Mammoth Cave National Park is overcoming federal budget cuts to register some of the strongest summer attendance in recent memory.
The park's public information officer, Vickie Carson, says four cave tours were not offered this summer because of cuts related to the federal sequestration. But that didn't stop cave tour numbers from increasing one-to-two percent this year over the same time in 2012.
"If we continue at this rate through the end of the year, we'll probably be at 405,000 visitors through the cave this year. That would be a high point for at least the last ten years," Carson told WKU Public Radio.
Carson says with gas prices still well above $3 a gallon, Mammoth Cave has remained an attractive day trip option for those within close driving range.
Mammoth Cave National Park is preparing to continue current budget cuts into the next fiscal year. The popular southern Kentucky attraction has let many full-time and seasonal positions go unfilled due to the cuts.
Mammoth Cave National Park Superintendent Sarah Craighead tells WKU Public Radio the government has informed all national parks to not expect any relief from the hit they took earlier this year from the sequestration.
"We are currently being told to plan to carry forward the cuts that we took this year, so as we start our budget effort we will plan on continuing that five-percent reduction in our budget," said Craighead. "We haven't been given any additional information regarding next year's budget."
Mammoth Cave has left several full-time positions go unfilled as part of their budget reduction, including the park electrician. Superintendent Craighead says the park is relying more on volunteer help than it normally would, and is asking for volunteers to help the park maintain its many hiking trails.
The superintendent of Mammoth Cave National Park has announced the south-central Kentucky attraction has begun to implement budget cuts related to the sequestration. Sarah Craighead says Mammoth Cave is prepared to cut five-percent of its budget.
In the first effects of the cuts that will be felt by the public, the Houchin Ferry and Houchin Ferry campground did not open this week as scheduled. Houchin Ferry shuttles vehicles across the Green River near Brownsville.
In a previous interview with WKU Public Radio, Superintendent Craighead mentioned there will fewer cave tour options this summer, as well.
"We will not be hiring about seven seasonal tour guides that we intended to hire for the summer. And as a result we will eliminate a couple of the tours, because we won't have the guides available to give those tours," Craighead said.
The superintendent of Mammoth Cave National Park says she's prepared to carry out the first cuts that would take place under sequestration.

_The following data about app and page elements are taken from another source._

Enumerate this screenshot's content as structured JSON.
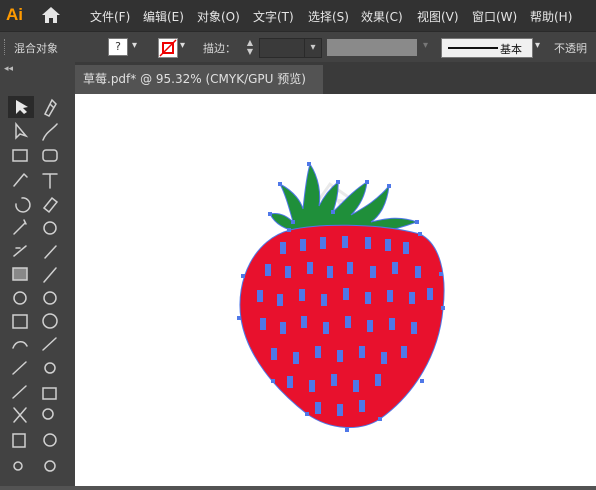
{
  "app": {
    "logo": "Ai"
  },
  "menu": [
    "文件(F)",
    "编辑(E)",
    "对象(O)",
    "文字(T)",
    "选择(S)",
    "效果(C)",
    "视图(V)",
    "窗口(W)",
    "帮助(H)"
  ],
  "control": {
    "label": "混合对象",
    "fill_value": "?",
    "stroke_label": "描边：",
    "brush_label": "基本",
    "opacity_label": "不透明"
  },
  "document": {
    "tab_title": "草莓.pdf* @ 95.32% (CMYK/GPU 预览)"
  },
  "colors": {
    "strawberry": "#e8112d",
    "leaves": "#1f8f3a",
    "anchor": "#4f78e8",
    "selection": "#4f78e8"
  },
  "tools": [
    "selection-tool",
    "direct-selection-tool",
    "rectangle-tool",
    "paintbrush-tool",
    "rotate-tool",
    "magic-wand-tool",
    "anchor-point-tool",
    "gradient-tool",
    "twirl-tool",
    "mesh-tool",
    "shape-builder-tool",
    "brush-tool",
    "symbol-sprayer-tool",
    "knife-tool",
    "artboard-tool",
    "perspective-tool"
  ]
}
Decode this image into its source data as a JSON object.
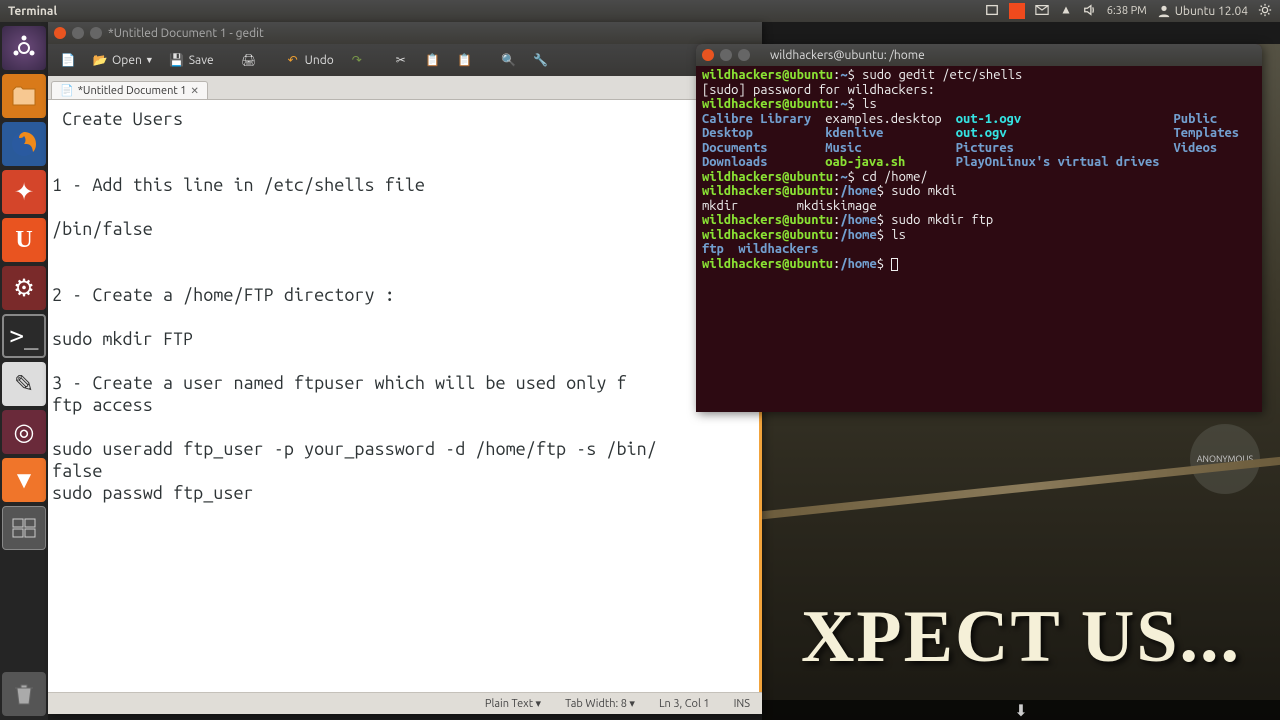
{
  "topbar": {
    "app": "Terminal",
    "time": "6:38 PM",
    "session": "Ubuntu 12.04"
  },
  "gedit": {
    "title": "*Untitled Document 1 - gedit",
    "toolbar": {
      "open": "Open",
      "save": "Save",
      "undo": "Undo"
    },
    "tab": "*Untitled Document 1",
    "content": " Create Users\n\n\n1 - Add this line in /etc/shells file\n\n/bin/false\n\n\n2 - Create a /home/FTP directory :\n\nsudo mkdir FTP\n\n3 - Create a user named ftpuser which will be used only f\nftp access\n\nsudo useradd ftp_user -p your_password -d /home/ftp -s /bin/\nfalse\nsudo passwd ftp_user",
    "status": {
      "lang": "Plain Text ▾",
      "tabw": "Tab Width: 8 ▾",
      "pos": "Ln 3, Col 1",
      "ins": "INS"
    }
  },
  "terminal": {
    "title": "wildhackers@ubuntu: /home",
    "prompt_user": "wildhackers@ubuntu",
    "lines": {
      "l1_cmd": "sudo gedit /etc/shells",
      "l2": "[sudo] password for wildhackers:",
      "l3_cmd": "ls",
      "l4_cmd": "cd /home/",
      "l5_cmd": "sudo mkdi",
      "l6a": "mkdir",
      "l6b": "mkdiskimage",
      "l7_cmd": "sudo mkdir ftp",
      "l8_cmd": "ls",
      "l9a": "ftp",
      "l9b": "wildhackers"
    },
    "ls": {
      "c1": [
        "Calibre Library",
        "Desktop",
        "Documents",
        "Downloads"
      ],
      "c2": [
        "examples.desktop",
        "kdenlive",
        "Music",
        "oab-java.sh"
      ],
      "c3": [
        "out-1.ogv",
        "out.ogv",
        "Pictures",
        "PlayOnLinux's virtual drives"
      ],
      "c4": [
        "Public",
        "Templates",
        "Videos"
      ]
    }
  },
  "wall": {
    "text": "XPECT US...",
    "badge": "ANONYMOUS"
  }
}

If Congress and the White House don't work out a deal by Friday, all national parks have been instructed to prepare for five-percent budget reductions.
"Those measures would include a variety of things, including not filling some permanent positions, such as the park electrician, and a variety of other seasonal positions," Sarah Craighead told WKU Public Radio Wednesday.
The Barren County native says the first change the public would experience if sequestration happens would be a delay in the opening of Houchen's Ferry, which had been scheduled for March 10th. The ferry shuttles vehicles across the Green River near Brownsville.
Craighead says hiring will be delayed for at least 11 seasonal positions unless a deal to end the sequester happens soon. Some of those seasonal positions would be for cave guides this summer. The Grand Avenue and Snowball cave tours would also end unless a deal is reached.
Sarah Craighead will take over in November as Mammoth Cave National Park's new superintendent, the same place she started her National Parks career more than thirty years ago. Craighead is a Hart County native who began working summers at the park as a campground ranger and cave guide while she was a Transylvania College student.